### Exercise material
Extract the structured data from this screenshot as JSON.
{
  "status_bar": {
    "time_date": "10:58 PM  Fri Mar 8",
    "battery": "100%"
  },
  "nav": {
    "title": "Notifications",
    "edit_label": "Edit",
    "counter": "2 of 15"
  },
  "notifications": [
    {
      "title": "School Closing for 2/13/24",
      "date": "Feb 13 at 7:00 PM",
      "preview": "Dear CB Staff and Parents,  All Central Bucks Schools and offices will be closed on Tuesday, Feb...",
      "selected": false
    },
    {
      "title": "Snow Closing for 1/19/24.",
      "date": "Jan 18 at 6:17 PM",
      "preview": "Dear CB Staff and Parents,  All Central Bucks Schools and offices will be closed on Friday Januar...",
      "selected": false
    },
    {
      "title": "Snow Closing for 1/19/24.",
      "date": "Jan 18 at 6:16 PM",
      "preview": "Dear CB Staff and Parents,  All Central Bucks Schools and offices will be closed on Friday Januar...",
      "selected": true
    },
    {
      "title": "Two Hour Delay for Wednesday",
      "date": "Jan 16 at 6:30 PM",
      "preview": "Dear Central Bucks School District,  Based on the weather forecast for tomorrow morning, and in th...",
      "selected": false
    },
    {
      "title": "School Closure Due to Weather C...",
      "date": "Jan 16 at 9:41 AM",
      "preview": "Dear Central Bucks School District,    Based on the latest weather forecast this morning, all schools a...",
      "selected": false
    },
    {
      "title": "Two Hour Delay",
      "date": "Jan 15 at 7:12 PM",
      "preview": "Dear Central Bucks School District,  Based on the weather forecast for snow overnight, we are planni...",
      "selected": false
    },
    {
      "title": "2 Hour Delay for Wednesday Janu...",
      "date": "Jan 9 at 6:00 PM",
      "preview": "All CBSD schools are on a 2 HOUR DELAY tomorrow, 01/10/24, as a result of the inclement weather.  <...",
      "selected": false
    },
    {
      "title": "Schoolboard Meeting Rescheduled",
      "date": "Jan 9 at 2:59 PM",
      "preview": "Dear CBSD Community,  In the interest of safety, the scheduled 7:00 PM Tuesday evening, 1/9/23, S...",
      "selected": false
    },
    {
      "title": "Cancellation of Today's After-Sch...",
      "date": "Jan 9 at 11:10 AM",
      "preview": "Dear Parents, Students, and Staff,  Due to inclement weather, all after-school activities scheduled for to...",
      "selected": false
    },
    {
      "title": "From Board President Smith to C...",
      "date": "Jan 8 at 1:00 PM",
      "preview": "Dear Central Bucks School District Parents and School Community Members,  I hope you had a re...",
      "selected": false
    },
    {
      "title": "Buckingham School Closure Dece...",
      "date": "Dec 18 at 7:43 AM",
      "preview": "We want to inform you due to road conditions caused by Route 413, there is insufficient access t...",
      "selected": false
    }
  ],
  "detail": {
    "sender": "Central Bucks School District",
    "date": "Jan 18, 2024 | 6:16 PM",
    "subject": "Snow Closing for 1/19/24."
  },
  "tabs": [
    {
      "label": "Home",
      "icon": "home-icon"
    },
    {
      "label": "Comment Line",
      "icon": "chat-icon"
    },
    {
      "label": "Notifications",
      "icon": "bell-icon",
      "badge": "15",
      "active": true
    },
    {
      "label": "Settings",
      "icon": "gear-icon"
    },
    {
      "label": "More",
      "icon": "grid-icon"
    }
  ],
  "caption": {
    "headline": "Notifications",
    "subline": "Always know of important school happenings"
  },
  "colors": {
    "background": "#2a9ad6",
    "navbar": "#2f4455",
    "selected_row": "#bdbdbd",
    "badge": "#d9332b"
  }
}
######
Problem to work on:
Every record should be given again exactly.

Solution to this task:
Extract the structured data from this screenshot as JSON.
{
  "status_bar": {
    "time_date": "10:58 PM  Fri Mar 8",
    "battery": "100%"
  },
  "nav": {
    "title": "Notifications",
    "edit_label": "Edit",
    "counter": "2 of 15"
  },
  "notifications": [
    {
      "title": "School Closing for 2/13/24",
      "date": "Feb 13 at 7:00 PM",
      "preview": "Dear CB Staff and Parents,  All Central Bucks Schools and offices will be closed on Tuesday, Feb...",
      "selected": false
    },
    {
      "title": "Snow Closing for 1/19/24.",
      "date": "Jan 18 at 6:17 PM",
      "preview": "Dear CB Staff and Parents,  All Central Bucks Schools and offices will be closed on Friday Januar...",
      "selected": false
    },
    {
      "title": "Snow Closing for 1/19/24.",
      "date": "Jan 18 at 6:16 PM",
      "preview": "Dear CB Staff and Parents,  All Central Bucks Schools and offices will be closed on Friday Januar...",
      "selected": true
    },
    {
      "title": "Two Hour Delay for Wednesday",
      "date": "Jan 16 at 6:30 PM",
      "preview": "Dear Central Bucks School District,  Based on the weather forecast for tomorrow morning, and in th...",
      "selected": false
    },
    {
      "title": "School Closure Due to Weather C...",
      "date": "Jan 16 at 9:41 AM",
      "preview": "Dear Central Bucks School District,    Based on the latest weather forecast this morning, all schools a...",
      "selected": false
    },
    {
      "title": "Two Hour Delay",
      "date": "Jan 15 at 7:12 PM",
      "preview": "Dear Central Bucks School District,  Based on the weather forecast for snow overnight, we are planni...",
      "selected": false
    },
    {
      "title": "2 Hour Delay for Wednesday Janu...",
      "date": "Jan 9 at 6:00 PM",
      "preview": "All CBSD schools are on a 2 HOUR DELAY tomorrow, 01/10/24, as a result of the inclement weather.  <...",
      "selected": false
    },
    {
      "title": "Schoolboard Meeting Rescheduled",
      "date": "Jan 9 at 2:59 PM",
      "preview": "Dear CBSD Community,  In the interest of safety, the scheduled 7:00 PM Tuesday evening, 1/9/23, S...",
      "selected": false
    },
    {
      "title": "Cancellation of Today's After-Sch...",
      "date": "Jan 9 at 11:10 AM",
      "preview": "Dear Parents, Students, and Staff,  Due to inclement weather, all after-school activities scheduled for to...",
      "selected": false
    },
    {
      "title": "From Board President Smith to C...",
      "date": "Jan 8 at 1:00 PM",
      "preview": "Dear Central Bucks School District Parents and School Community Members,  I hope you had a re...",
      "selected": false
    },
    {
      "title": "Buckingham School Closure Dece...",
      "date": "Dec 18 at 7:43 AM",
      "preview": "We want to inform you due to road conditions caused by Route 413, there is insufficient access t...",
      "selected": false
    }
  ],
  "detail": {
    "sender": "Central Bucks School District",
    "date": "Jan 18, 2024 | 6:16 PM",
    "subject": "Snow Closing for 1/19/24."
  },
  "tabs": [
    {
      "label": "Home",
      "icon": "home-icon"
    },
    {
      "label": "Comment Line",
      "icon": "chat-icon"
    },
    {
      "label": "Notifications",
      "icon": "bell-icon",
      "badge": "15",
      "active": true
    },
    {
      "label": "Settings",
      "icon": "gear-icon"
    },
    {
      "label": "More",
      "icon": "grid-icon"
    }
  ],
  "caption": {
    "headline": "Notifications",
    "subline": "Always know of important school happenings"
  },
  "colors": {
    "background": "#2a9ad6",
    "navbar": "#2f4455",
    "selected_row": "#bdbdbd",
    "badge": "#d9332b"
  }
}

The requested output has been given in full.